Before the iconic Grammy Awards takes place, musicians are set to be briefed on counterterrorism and emergency situations by State Department and European Union officials.
The security briefing will be an all-day event in a hotel suite in Times Square. High-profile attendees expected to attend include Pink, Chris Stapleton, Little Big Town, Young Thug, and Run the Jewels, a report from Rolling Stone reveals. Two former State Department officials will be part of the team of experts giving the briefing.

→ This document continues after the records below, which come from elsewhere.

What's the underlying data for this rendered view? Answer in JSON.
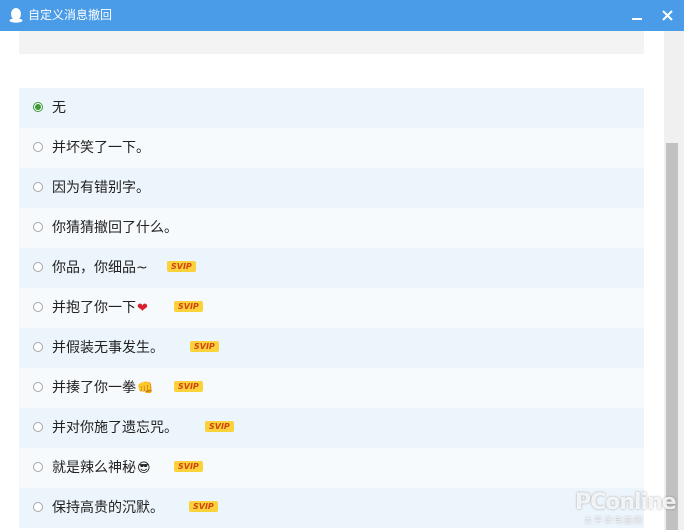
{
  "window": {
    "title": "自定义消息撤回",
    "accent": "#4a9be8"
  },
  "options": [
    {
      "label": "无",
      "selected": true,
      "svip": false
    },
    {
      "label": "并坏笑了一下。",
      "selected": false,
      "svip": false
    },
    {
      "label": "因为有错别字。",
      "selected": false,
      "svip": false
    },
    {
      "label": "你猜猜撤回了什么。",
      "selected": false,
      "svip": false
    },
    {
      "label": "你品，你细品~",
      "selected": false,
      "svip": true
    },
    {
      "label": "并抱了你一下",
      "emoji": "❤",
      "selected": false,
      "svip": true
    },
    {
      "label": "并假装无事发生。",
      "selected": false,
      "svip": true
    },
    {
      "label": "并揍了你一拳",
      "emoji": "👊",
      "selected": false,
      "svip": true
    },
    {
      "label": "并对你施了遗忘咒。",
      "selected": false,
      "svip": true
    },
    {
      "label": "就是辣么神秘",
      "emoji": "😎",
      "selected": false,
      "svip": true
    },
    {
      "label": "保持高贵的沉默。",
      "selected": false,
      "svip": true
    }
  ],
  "badge": {
    "svip_text": "SVIP"
  },
  "watermark": {
    "brand": "PConline",
    "sub": "太平洋电脑网"
  }
}
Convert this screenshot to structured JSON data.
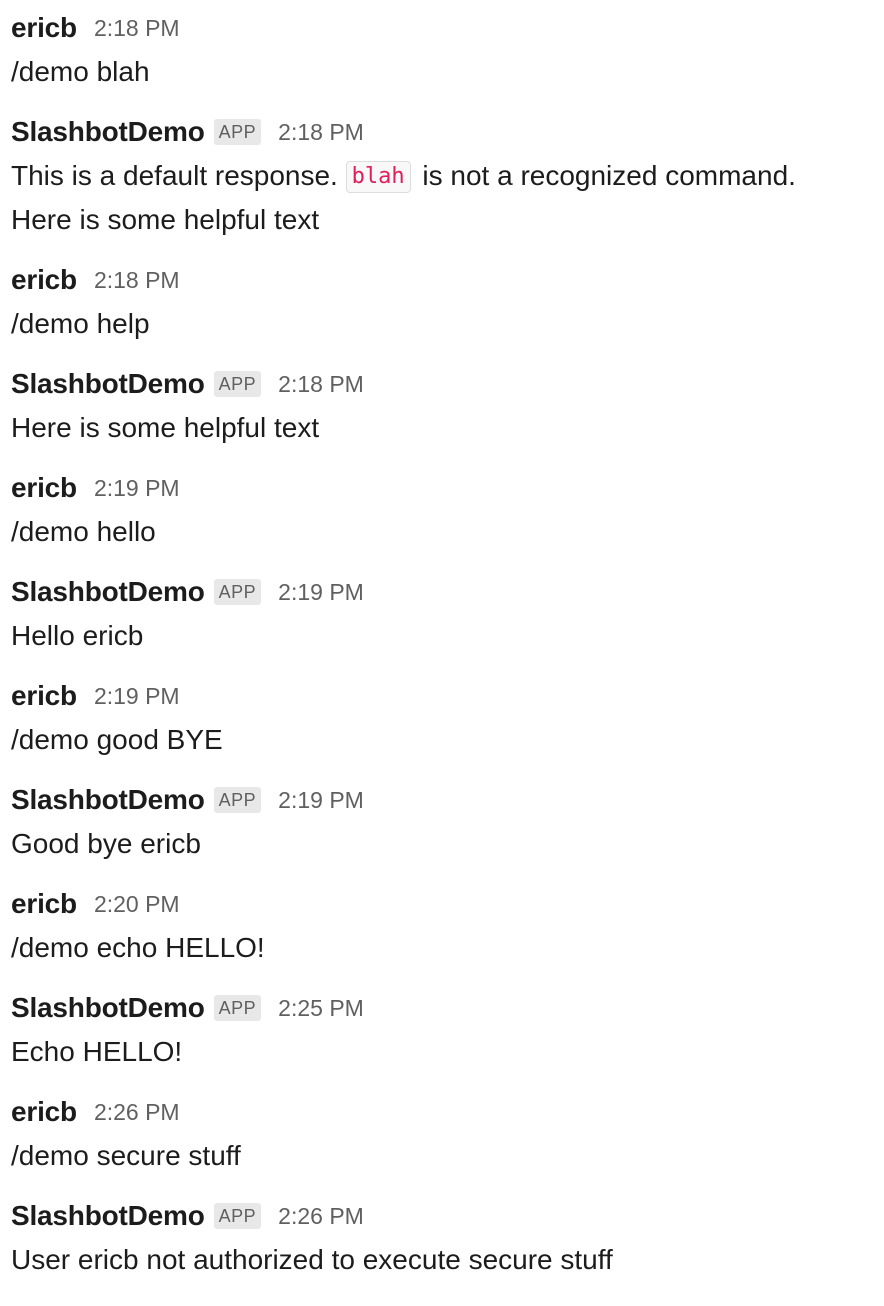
{
  "messages": [
    {
      "sender": "ericb",
      "time": "2:18 PM",
      "is_app": false,
      "lines": [
        [
          "/demo blah"
        ]
      ]
    },
    {
      "sender": "SlashbotDemo",
      "time": "2:18 PM",
      "is_app": true,
      "lines": [
        [
          "This is a default response. ",
          {
            "code": "blah"
          },
          " is not a recognized command."
        ],
        [
          "Here is some helpful text"
        ]
      ]
    },
    {
      "sender": "ericb",
      "time": "2:18 PM",
      "is_app": false,
      "lines": [
        [
          "/demo help"
        ]
      ]
    },
    {
      "sender": "SlashbotDemo",
      "time": "2:18 PM",
      "is_app": true,
      "lines": [
        [
          "Here is some helpful text"
        ]
      ]
    },
    {
      "sender": "ericb",
      "time": "2:19 PM",
      "is_app": false,
      "lines": [
        [
          "/demo hello"
        ]
      ]
    },
    {
      "sender": "SlashbotDemo",
      "time": "2:19 PM",
      "is_app": true,
      "lines": [
        [
          "Hello ericb"
        ]
      ]
    },
    {
      "sender": "ericb",
      "time": "2:19 PM",
      "is_app": false,
      "lines": [
        [
          "/demo good BYE"
        ]
      ]
    },
    {
      "sender": "SlashbotDemo",
      "time": "2:19 PM",
      "is_app": true,
      "lines": [
        [
          "Good bye ericb"
        ]
      ]
    },
    {
      "sender": "ericb",
      "time": "2:20 PM",
      "is_app": false,
      "lines": [
        [
          "/demo echo HELLO!"
        ]
      ]
    },
    {
      "sender": "SlashbotDemo",
      "time": "2:25 PM",
      "is_app": true,
      "lines": [
        [
          "Echo HELLO!"
        ]
      ]
    },
    {
      "sender": "ericb",
      "time": "2:26 PM",
      "is_app": false,
      "lines": [
        [
          "/demo secure stuff"
        ]
      ]
    },
    {
      "sender": "SlashbotDemo",
      "time": "2:26 PM",
      "is_app": true,
      "lines": [
        [
          "User ericb not authorized to execute secure stuff"
        ]
      ]
    }
  ],
  "app_badge_label": "APP"
}
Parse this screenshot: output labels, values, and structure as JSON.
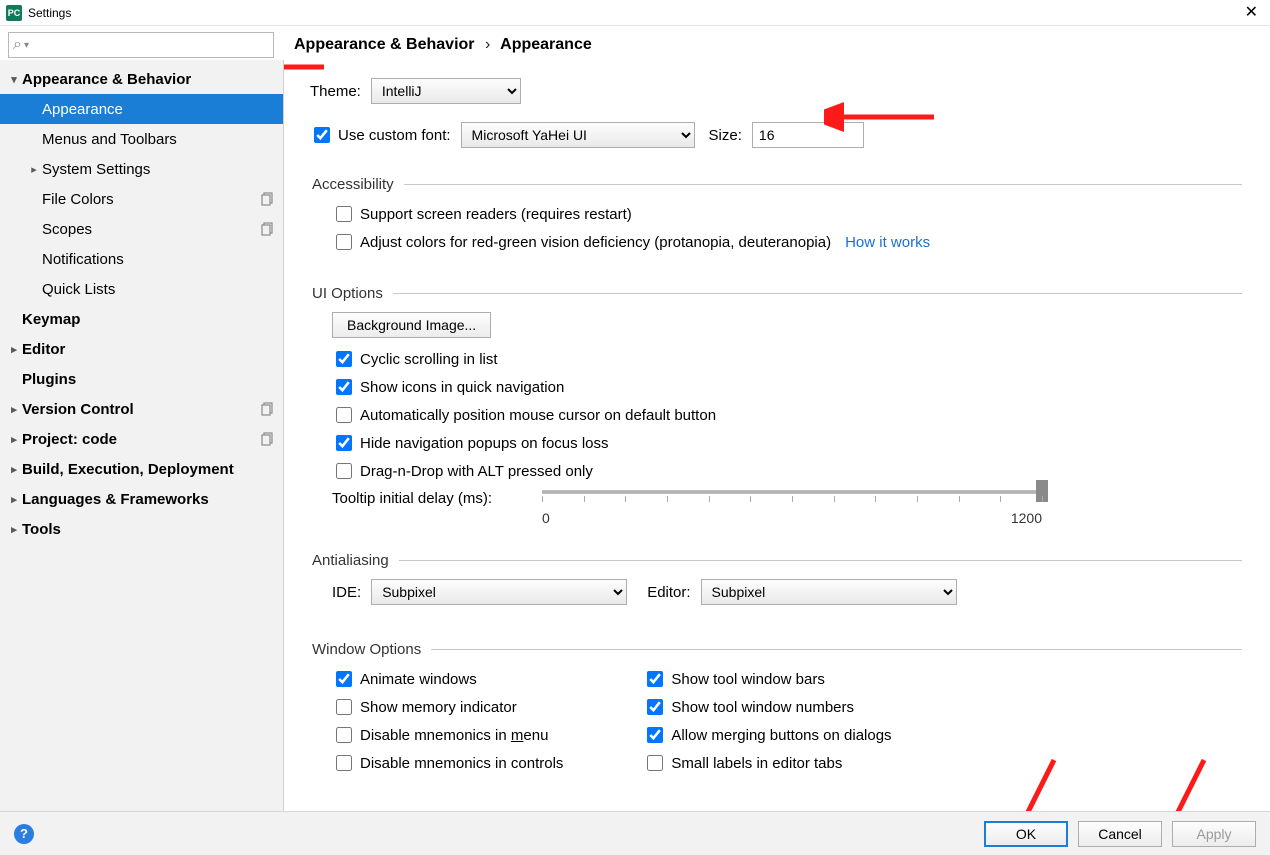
{
  "title": "Settings",
  "breadcrumb": {
    "root": "Appearance & Behavior",
    "leaf": "Appearance"
  },
  "sidebar": {
    "items": [
      {
        "label": "Appearance & Behavior",
        "bold": true,
        "exp": "down",
        "level": 0
      },
      {
        "label": "Appearance",
        "level": 1,
        "selected": true
      },
      {
        "label": "Menus and Toolbars",
        "level": 1
      },
      {
        "label": "System Settings",
        "level": 1,
        "exp": "right"
      },
      {
        "label": "File Colors",
        "level": 1,
        "copy": true
      },
      {
        "label": "Scopes",
        "level": 1,
        "copy": true
      },
      {
        "label": "Notifications",
        "level": 1
      },
      {
        "label": "Quick Lists",
        "level": 1
      },
      {
        "label": "Keymap",
        "bold": true,
        "level": 0
      },
      {
        "label": "Editor",
        "bold": true,
        "exp": "right",
        "level": 0
      },
      {
        "label": "Plugins",
        "bold": true,
        "level": 0
      },
      {
        "label": "Version Control",
        "bold": true,
        "exp": "right",
        "level": 0,
        "copy": true
      },
      {
        "label": "Project: code",
        "bold": true,
        "exp": "right",
        "level": 0,
        "copy": true
      },
      {
        "label": "Build, Execution, Deployment",
        "bold": true,
        "exp": "right",
        "level": 0
      },
      {
        "label": "Languages & Frameworks",
        "bold": true,
        "exp": "right",
        "level": 0
      },
      {
        "label": "Tools",
        "bold": true,
        "exp": "right",
        "level": 0
      }
    ]
  },
  "theme": {
    "label": "Theme:",
    "value": "IntelliJ"
  },
  "custom_font": {
    "label": "Use custom font:",
    "value": "Microsoft YaHei UI",
    "size_label": "Size:",
    "size_value": "16"
  },
  "accessibility": {
    "legend": "Accessibility",
    "screen_readers": "Support screen readers (requires restart)",
    "color_def": "Adjust colors for red-green vision deficiency (protanopia, deuteranopia)",
    "how": "How it works"
  },
  "ui_options": {
    "legend": "UI Options",
    "bg_image": "Background Image...",
    "cyclic": "Cyclic scrolling in list",
    "icons_quick": "Show icons in quick navigation",
    "auto_mouse": "Automatically position mouse cursor on default button",
    "hide_nav": "Hide navigation popups on focus loss",
    "dnd_alt": "Drag-n-Drop with ALT pressed only",
    "tooltip_label": "Tooltip initial delay (ms):",
    "tooltip_min": "0",
    "tooltip_max": "1200"
  },
  "antialiasing": {
    "legend": "Antialiasing",
    "ide_label": "IDE:",
    "ide_value": "Subpixel",
    "editor_label": "Editor:",
    "editor_value": "Subpixel"
  },
  "window_options": {
    "legend": "Window Options",
    "left": {
      "animate": "Animate windows",
      "memory": "Show memory indicator",
      "mnemonics_menu_pre": "Disable mnemonics in ",
      "mnemonics_menu_u": "m",
      "mnemonics_menu_post": "enu",
      "mnemonics_controls": "Disable mnemonics in controls"
    },
    "right": {
      "tool_bars": "Show tool window bars",
      "tool_numbers": "Show tool window numbers",
      "merge_buttons": "Allow merging buttons on dialogs",
      "small_labels": "Small labels in editor tabs"
    }
  },
  "footer": {
    "ok": "OK",
    "cancel": "Cancel",
    "apply": "Apply"
  }
}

Standard emergency briefings are quite common for concert venues and even awards shows, but this event marks the first instance of the State Department and European Union directly instructing the musicians on the best non-event-specific practices in terms of security.
"Creating situational awareness, identifying vulnerable points and times of increased risk, avoiding time and place predictability, and crafting a contingency plan" are among the subjects that will be tackled in the seminar, an anonymous official reveals to the magazine.
This briefing was put together in response to attacks on music-related events, particularly some of the more recent incidents: the 2013 Bataclan concert hall attack in Paris that left 89 dead, the 2017 Manchester Arena bombing in Manchester, United Kingdom that killed 22 including children, and the 2017 Route 91 music festival shooting in Las Vegas that resulted in 59 deaths.
Following the deadly attacks, live music events all over the world saw the emergence of tighter security measures and sharper focus on safety. Concert organizers are implementing additional steps to ensure the safety of talents and attendees.
Meanwhile, the pre-Grammy Awards briefing is a way for the musicians to get more information about protecting themselves.
DJ Skribble, who will be attending the briefing along with other touring musicians, says he wants to be more aware of security protocols and safety opportunities after more than 30 years of tour experience.
ISIS expert and former State Department director of analytics Dr. Amir Bagherpour explains that music and entertainment are among the biggest exports and, as such, can be a big target to attackers. An affiliate of Progress Humanity, Bagherpour is also one of the experts briefing the musicians. Nonprofit Progress Humanity will be hosting the briefing.
"Since 9/11, there have been only three major attacks on concerts, one of which wasn't ISIS or so-called 'Muslim terrorism' but a lone wolf shooter," he says to Rolling Stone. "But it only takes one 9/11 to change how people respond to each other."
Bagherpour adds that while the public shouldn't be living in constant fear of terrorism occurring everywhere, hypervigilance is important.